Bringing fossils to life

One of the biggest challenges for science producers is making the complex science behind their programs accessible to a larger audience. Atlantic Productions' head of development, James Taylor, and CEO and executive producer Anthony Geffen spoke with realscreen about how they brought the Ida Fossil to mass audiences through their new doc The Link.
June 1, 2009

For science producers, some of the obstacles they face when making a science doc include making it comprehensible to a general audience, using scientists in an interesting way (which is sometimes the hardest part) and connecting the story to the audience. Atlantic Productions, a UK-based prodco that focuses on history and science docs, is the team behind The Link, a new doc about the discovery of the Ida Fossil. When it came to negotiating those obstacles with the new project, Atlantic head of development James Taylor and CEO/exec producer Anthony Geffen say they had a lot of factors working in their favor.

First off the story they were working on – the discovery of the Ida Fossil, the oldest and most completely preserved primate fossil ever found – had been kept a secret from the public until May 19, just before the documentary was due to go out in the US (on History), the UK (on the BBC), Germany (ZDF) and Norway (NRK) last week. So they had the excitement around a new discovery, and one that is hypothesized to be the missing link, no less.

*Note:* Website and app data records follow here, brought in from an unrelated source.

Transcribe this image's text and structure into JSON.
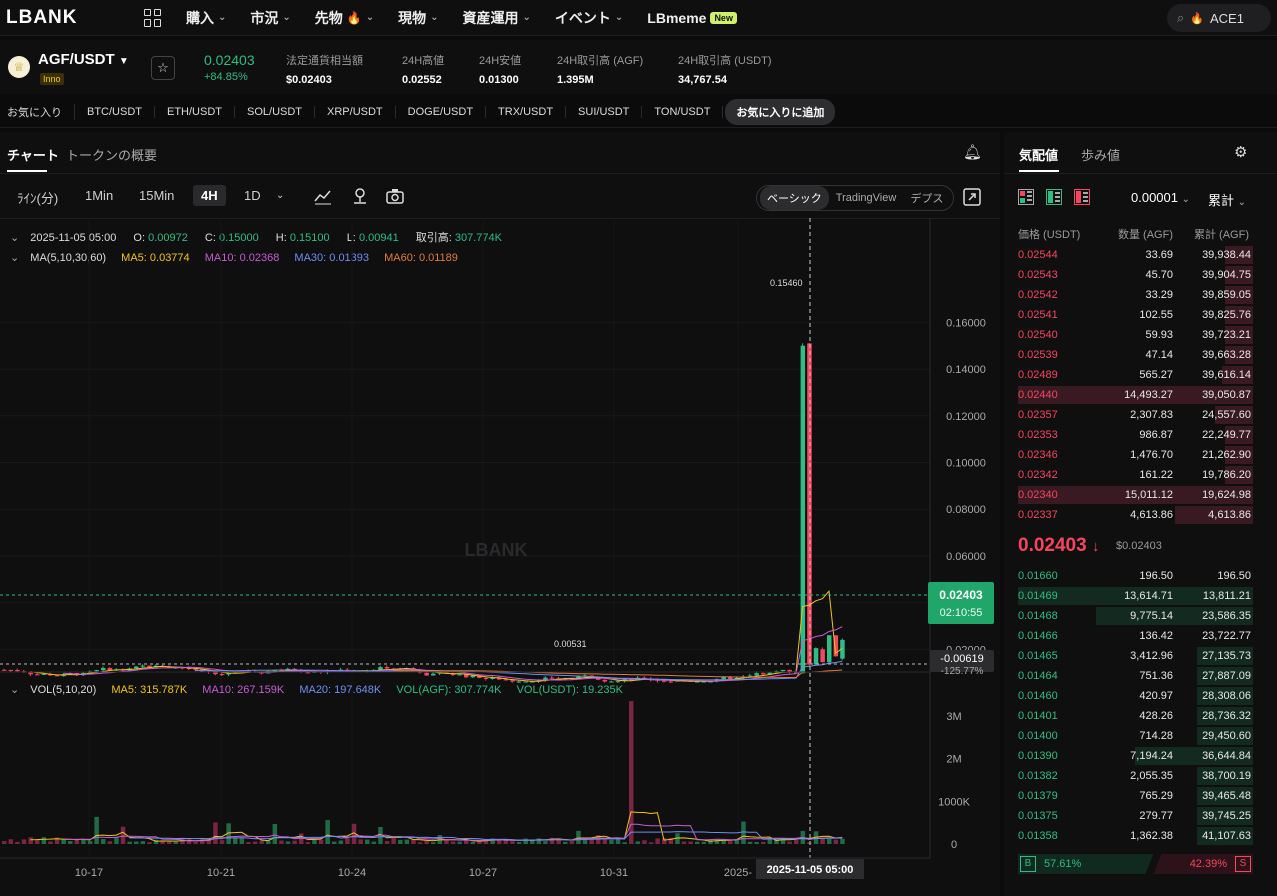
{
  "nav": {
    "logo": "LBANK",
    "items": [
      {
        "label": "購入",
        "chevron": true,
        "fire": false
      },
      {
        "label": "市況",
        "chevron": true,
        "fire": false
      },
      {
        "label": "先物",
        "chevron": true,
        "fire": true
      },
      {
        "label": "現物",
        "chevron": true,
        "fire": false
      },
      {
        "label": "資産運用",
        "chevron": true,
        "fire": false
      },
      {
        "label": "イベント",
        "chevron": true,
        "fire": false
      },
      {
        "label": "LBmeme",
        "chevron": false,
        "fire": false
      }
    ],
    "new_badge": "New",
    "search_value": "ACE1"
  },
  "ticker": {
    "pair": "AGF/USDT",
    "tag": "Inno",
    "price": "0.02403",
    "change": "+84.85%",
    "stats": [
      {
        "label": "法定通貨相当額",
        "value": "$0.02403"
      },
      {
        "label": "24H高値",
        "value": "0.02552"
      },
      {
        "label": "24H安値",
        "value": "0.01300"
      },
      {
        "label": "24H取引高 (AGF)",
        "value": "1.395M"
      },
      {
        "label": "24H取引高 (USDT)",
        "value": "34,767.54"
      }
    ]
  },
  "favbar": {
    "title": "お気に入り",
    "pairs": [
      "BTC/USDT",
      "ETH/USDT",
      "SOL/USDT",
      "XRP/USDT",
      "DOGE/USDT",
      "TRX/USDT",
      "SUI/USDT",
      "TON/USDT"
    ],
    "add_label": "お気に入りに追加"
  },
  "chart_panel": {
    "tabs": [
      "チャート",
      "トークンの概要"
    ],
    "timeframes": [
      "ﾗｲﾝ(分)",
      "1Min",
      "15Min",
      "4H",
      "1D"
    ],
    "active_timeframe": "4H",
    "views": [
      "ベーシック",
      "TradingView",
      "デプス"
    ],
    "active_view": "ベーシック",
    "ohlc": {
      "date": "2025-11-05 05:00",
      "o_label": "O:",
      "o": "0.00972",
      "c_label": "C:",
      "c": "0.15000",
      "h_label": "H:",
      "h": "0.15100",
      "l_label": "L:",
      "l": "0.00941",
      "vol_label": "取引高:",
      "vol": "307.774K"
    },
    "ma": {
      "label": "MA(5,10,30,60)",
      "ma5": "MA5: 0.03774",
      "ma10": "MA10: 0.02368",
      "ma30": "MA30: 0.01393",
      "ma60": "MA60: 0.01189"
    },
    "vol": {
      "label": "VOL(5,10,20)",
      "ma5": "MA5: 315.787K",
      "ma10": "MA10: 267.159K",
      "ma20": "MA20: 197.648K",
      "agf": "VOL(AGF): 307.774K",
      "usdt": "VOL(USDT): 19.235K"
    },
    "watermark": "LBANK",
    "price_tag": "0.02403",
    "countdown": "02:10:55",
    "low_tag": "-0.00619",
    "low_pct": "-125.77%",
    "high_marker": "0.15460",
    "low_marker": "0.00531",
    "crosshair_date": "2025-11-05 05:00"
  },
  "chart_data": {
    "type": "candlestick",
    "price_axis": {
      "ticks": [
        "0.16000",
        "0.14000",
        "0.12000",
        "0.10000",
        "0.08000",
        "0.06000",
        "0.04000",
        "0.02000"
      ],
      "range": [
        0,
        0.17
      ]
    },
    "volume_axis": {
      "ticks": [
        "3M",
        "2M",
        "1000K",
        "0"
      ],
      "range": [
        0,
        3500000
      ]
    },
    "x_ticks": [
      "10-17",
      "10-21",
      "10-24",
      "10-27",
      "10-31",
      "2025-"
    ],
    "notable": {
      "spike_high": 0.1546,
      "period_low": 0.00531,
      "last": 0.02403
    },
    "base_price": 0.0112,
    "spike_open": 0.00972,
    "spike_close": 0.15,
    "spike_high": 0.151
  },
  "orderbook": {
    "tabs": [
      "気配値",
      "歩み値"
    ],
    "tick": "0.00001",
    "mode": "累計",
    "cols": [
      "価格 (USDT)",
      "数量 (AGF)",
      "累計 (AGF)"
    ],
    "asks": [
      {
        "p": "0.02544",
        "q": "33.69",
        "t": "39,938.44",
        "d": 0.12
      },
      {
        "p": "0.02543",
        "q": "45.70",
        "t": "39,904.75",
        "d": 0.12
      },
      {
        "p": "0.02542",
        "q": "33.29",
        "t": "39,859.05",
        "d": 0.12
      },
      {
        "p": "0.02541",
        "q": "102.55",
        "t": "39,825.76",
        "d": 0.12
      },
      {
        "p": "0.02540",
        "q": "59.93",
        "t": "39,723.21",
        "d": 0.12
      },
      {
        "p": "0.02539",
        "q": "47.14",
        "t": "39,663.28",
        "d": 0.12
      },
      {
        "p": "0.02489",
        "q": "565.27",
        "t": "39,616.14",
        "d": 0.13
      },
      {
        "p": "0.02440",
        "q": "14,493.27",
        "t": "39,050.87",
        "d": 1.0
      },
      {
        "p": "0.02357",
        "q": "2,307.83",
        "t": "24,557.60",
        "d": 0.16
      },
      {
        "p": "0.02353",
        "q": "986.87",
        "t": "22,249.77",
        "d": 0.12
      },
      {
        "p": "0.02346",
        "q": "1,476.70",
        "t": "21,262.90",
        "d": 0.12
      },
      {
        "p": "0.02342",
        "q": "161.22",
        "t": "19,786.20",
        "d": 0.12
      },
      {
        "p": "0.02340",
        "q": "15,011.12",
        "t": "19,624.98",
        "d": 1.0
      },
      {
        "p": "0.02337",
        "q": "4,613.86",
        "t": "4,613.86",
        "d": 0.33
      }
    ],
    "mid_price": "0.02403",
    "mid_fiat": "$0.02403",
    "bids": [
      {
        "p": "0.01660",
        "q": "196.50",
        "t": "196.50",
        "d": 0.0
      },
      {
        "p": "0.01469",
        "q": "13,614.71",
        "t": "13,811.21",
        "d": 1.0
      },
      {
        "p": "0.01468",
        "q": "9,775.14",
        "t": "23,586.35",
        "d": 0.67
      },
      {
        "p": "0.01466",
        "q": "136.42",
        "t": "23,722.77",
        "d": 0.0
      },
      {
        "p": "0.01465",
        "q": "3,412.96",
        "t": "27,135.73",
        "d": 0.24
      },
      {
        "p": "0.01464",
        "q": "751.36",
        "t": "27,887.09",
        "d": 0.24
      },
      {
        "p": "0.01460",
        "q": "420.97",
        "t": "28,308.06",
        "d": 0.24
      },
      {
        "p": "0.01401",
        "q": "428.26",
        "t": "28,736.32",
        "d": 0.24
      },
      {
        "p": "0.01400",
        "q": "714.28",
        "t": "29,450.60",
        "d": 0.24
      },
      {
        "p": "0.01390",
        "q": "7,194.24",
        "t": "36,644.84",
        "d": 0.5
      },
      {
        "p": "0.01382",
        "q": "2,055.35",
        "t": "38,700.19",
        "d": 0.24
      },
      {
        "p": "0.01379",
        "q": "765.29",
        "t": "39,465.48",
        "d": 0.24
      },
      {
        "p": "0.01375",
        "q": "279.77",
        "t": "39,745.25",
        "d": 0.24
      },
      {
        "p": "0.01358",
        "q": "1,362.38",
        "t": "41,107.63",
        "d": 0.24
      }
    ],
    "buy_label": "B",
    "buy_pct": "57.61%",
    "sell_label": "S",
    "sell_pct": "42.39%",
    "buy_ratio": 0.5761
  },
  "colors": {
    "up": "#2ebd85",
    "down": "#f6465d",
    "ma5": "#f0c51a",
    "ma10": "#c85bd6",
    "ma30": "#6e8ff0",
    "ma60": "#e07b3c",
    "vol_up": "#1f6b46",
    "vol_down": "#7a2640"
  }
}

Next they had interesting scientists on board to help tell the story. According to Taylor, lead scientist Jorn Hurum, from the Natural History Museum at the University of Oslo, is a charismatic scientist who speaks very eloquently and passionately about Ida and her significance. ‘He makes our job much easier because just hearing him talk about Ida and the science he’s been doing immediately engages an audience, and you’re not always that fortunate with scientists,’ says Taylor.

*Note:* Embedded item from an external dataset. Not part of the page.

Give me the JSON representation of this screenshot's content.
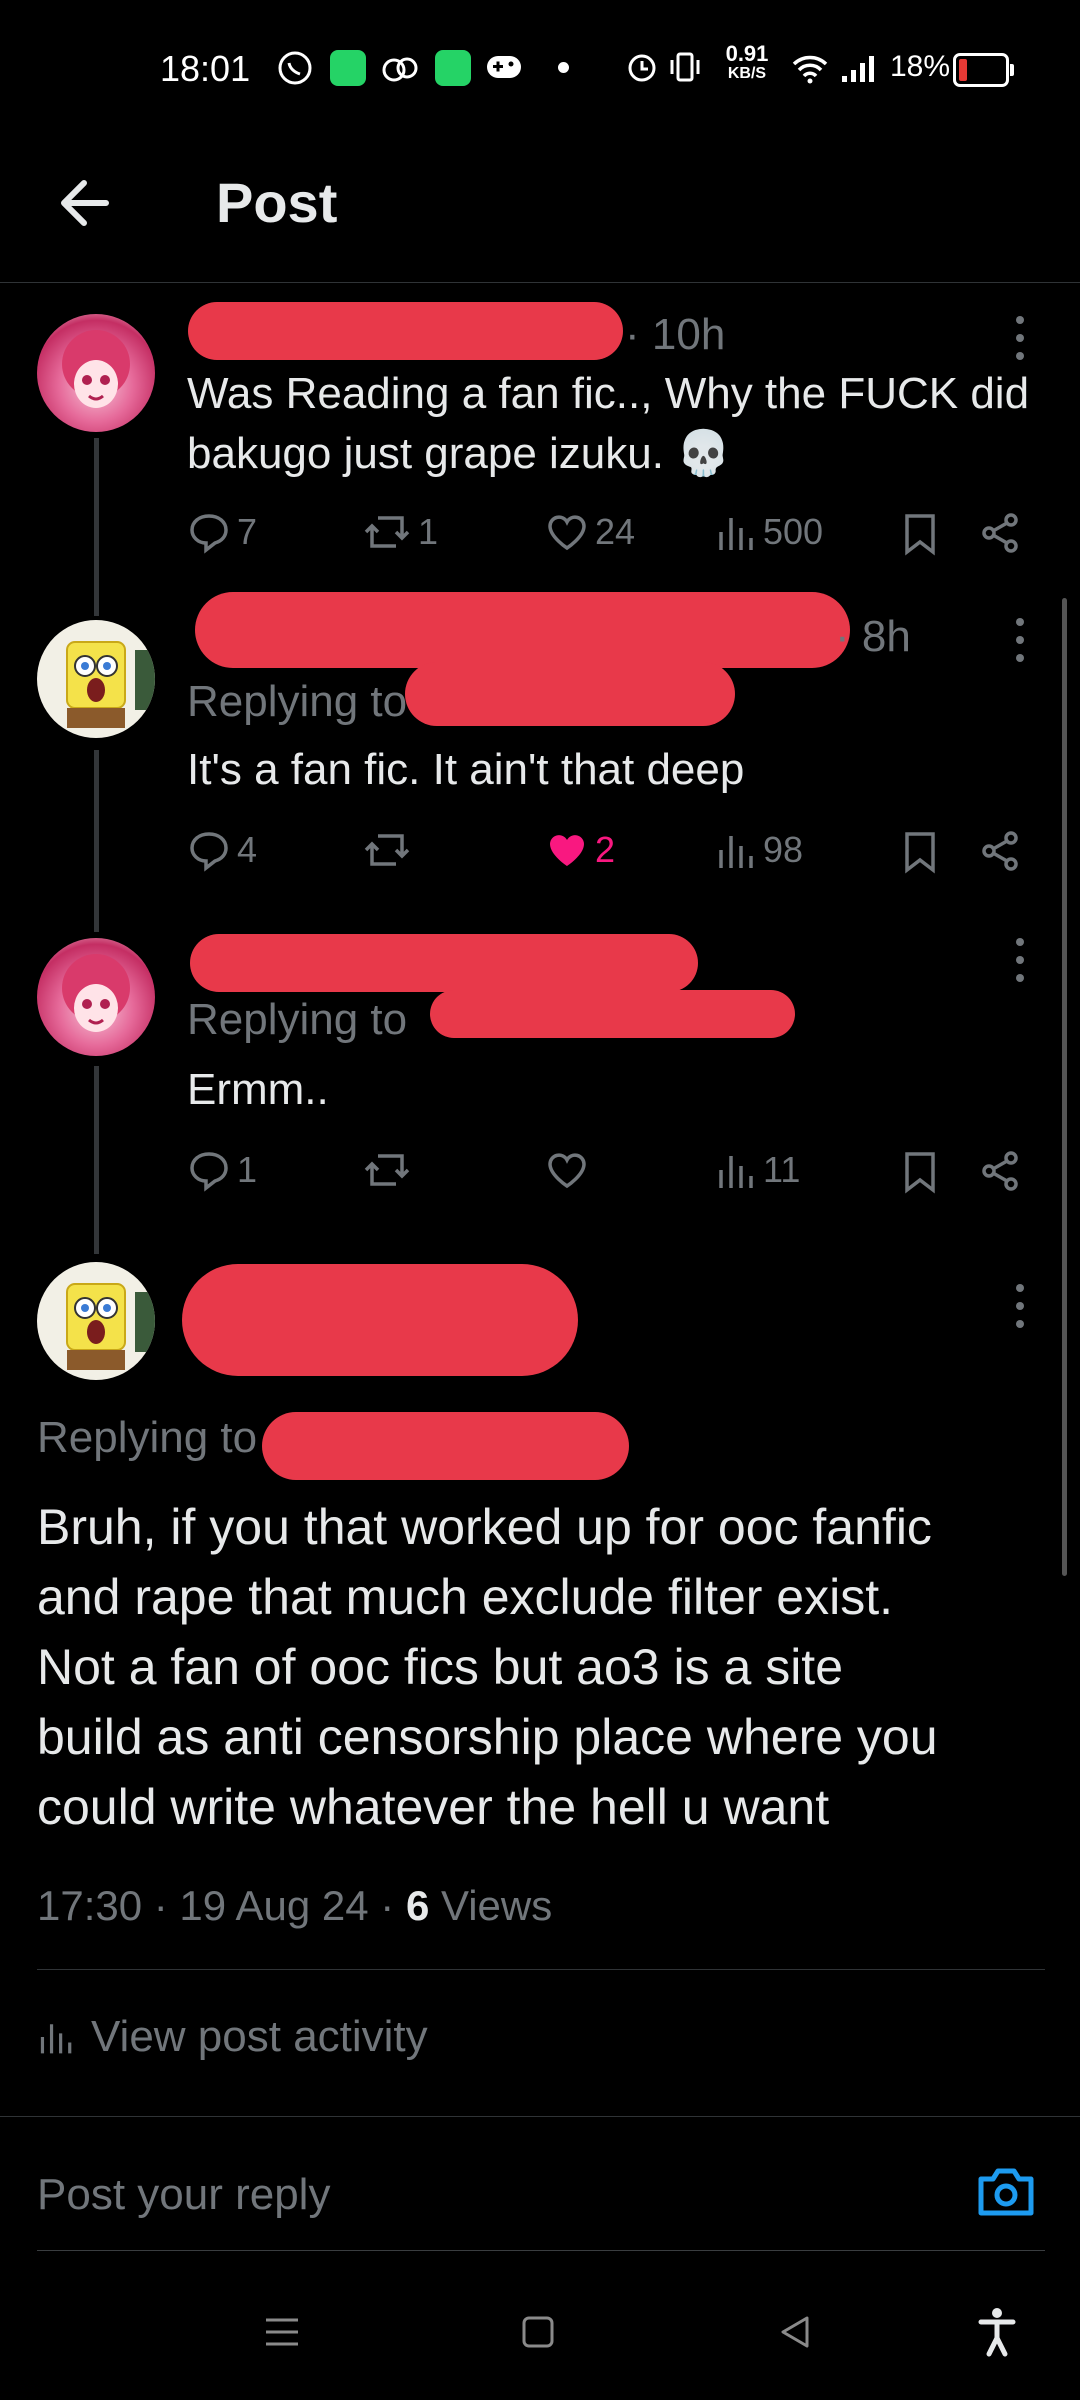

Finally there’s the look of the fossil itself. Since it is perfectly preserved and intact, Atlantic shot it using CG scans so they could go into minute detail with scientists and see what they were seeing. They also partnered with Zoo, a computer graphics company which turned Ida from a flattened fossil into a 3D creature. ‘That is how science can be brought alive to a broad audience,’ says Geffen. ‘You’ve got to use all the different levels of storytelling to weave it together.’

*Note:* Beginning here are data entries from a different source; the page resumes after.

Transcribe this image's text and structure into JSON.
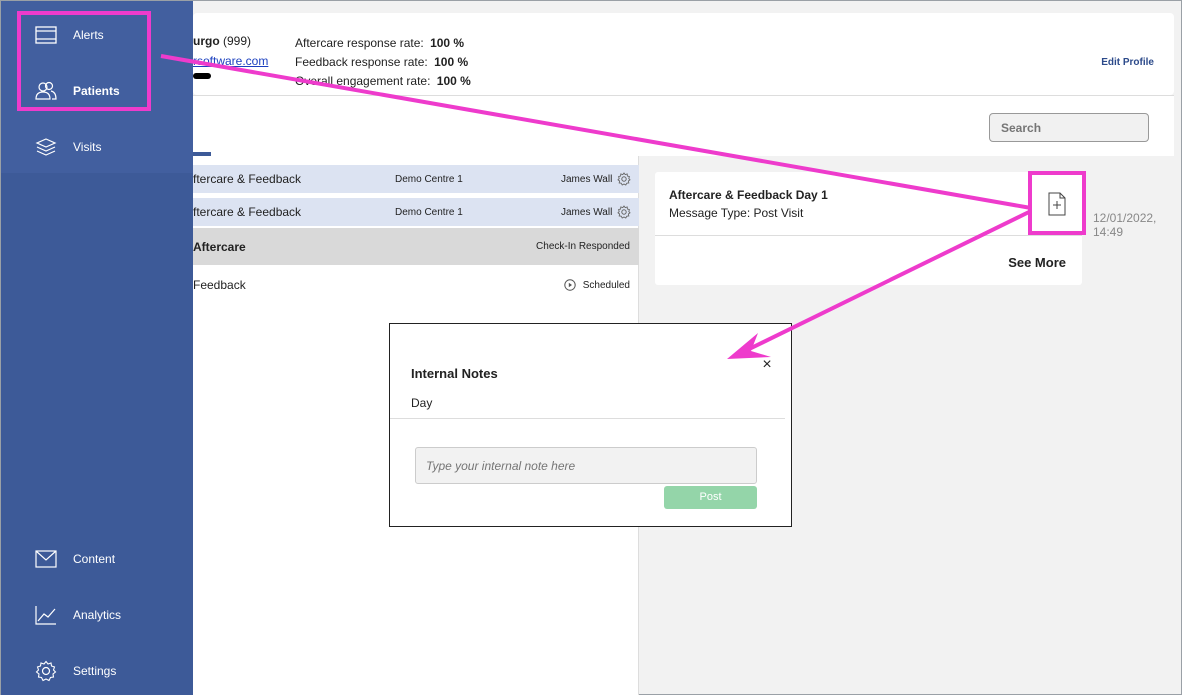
{
  "sidebar": {
    "items": [
      {
        "label": "Alerts",
        "icon": "alerts-icon"
      },
      {
        "label": "Patients",
        "icon": "patients-icon"
      },
      {
        "label": "Visits",
        "icon": "visits-icon"
      },
      {
        "label": "Content",
        "icon": "mail-icon"
      },
      {
        "label": "Analytics",
        "icon": "chart-icon"
      },
      {
        "label": "Settings",
        "icon": "gear-icon"
      }
    ]
  },
  "header": {
    "patient_name": "urgo",
    "patient_id": "(999)",
    "patient_email": "rsoftware.com",
    "stats": [
      {
        "label": "Aftercare response rate:",
        "value": "100 %"
      },
      {
        "label": "Feedback response rate:",
        "value": "100 %"
      },
      {
        "label": "Overall engagement rate:",
        "value": "100 %"
      }
    ],
    "edit_profile": "Edit Profile"
  },
  "toolbar": {
    "search_placeholder": "Search"
  },
  "list": {
    "rows": [
      {
        "title": "ftercare & Feedback",
        "centre": "Demo Centre 1",
        "owner": "James Wall"
      },
      {
        "title": "ftercare & Feedback",
        "centre": "Demo Centre 1",
        "owner": "James Wall"
      },
      {
        "title": "Aftercare",
        "status": "Check-In Responded"
      },
      {
        "title": "Feedback",
        "status": "Scheduled"
      }
    ]
  },
  "detail": {
    "title": "Aftercare & Feedback Day 1",
    "message_type": "Message Type: Post Visit",
    "see_more": "See More",
    "date": "12/01/2022,",
    "time": "14:49"
  },
  "modal": {
    "title": "Internal Notes",
    "subtitle": "Day",
    "close": "×",
    "note_placeholder": "Type your internal note here",
    "post_label": "Post"
  },
  "colors": {
    "sidebar": "#3d5a98",
    "annotation": "#ee3bcc",
    "post_button": "#94d5a9",
    "selected_row": "#dce3f2"
  }
}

Geffen, who was a producer/director for the BBC for 10 years prior to starting Atlantic, says that when he left the Beeb he wanted to get into more projects that used various platforms. ‘Fifteen years ago that was hard because there weren’t really the revenue streams [available],’ says Geffen. Over the years Atlantic has worked to integrate online components with their documentaries. Some of the other levels that Atlantic used to draw audiences to The Link include creating a book and an online component. The book, by award-winning science writer Colin Tudge, has already made the New York Times’ Best Sellers list and the website acts as the singular home for information and videos about the 47 million-year-old fossil and the scientist’s report.

‘You know what the most exciting thing was?’ asks Geffen. ‘When [the site] went to the front of Google what it did was it brought millions and millions of kids from all over [the world]. What did that do? It opened their eyes to the world of science and those are kids that now might be involved in some way, might become scientists, and it put science back at the forefront. That’s very exciting.’

About The Author
Jonathan Paul is a Toronto-based writer into creativity, content, advertising, tech, comics, video games, film, TV, time and space travel.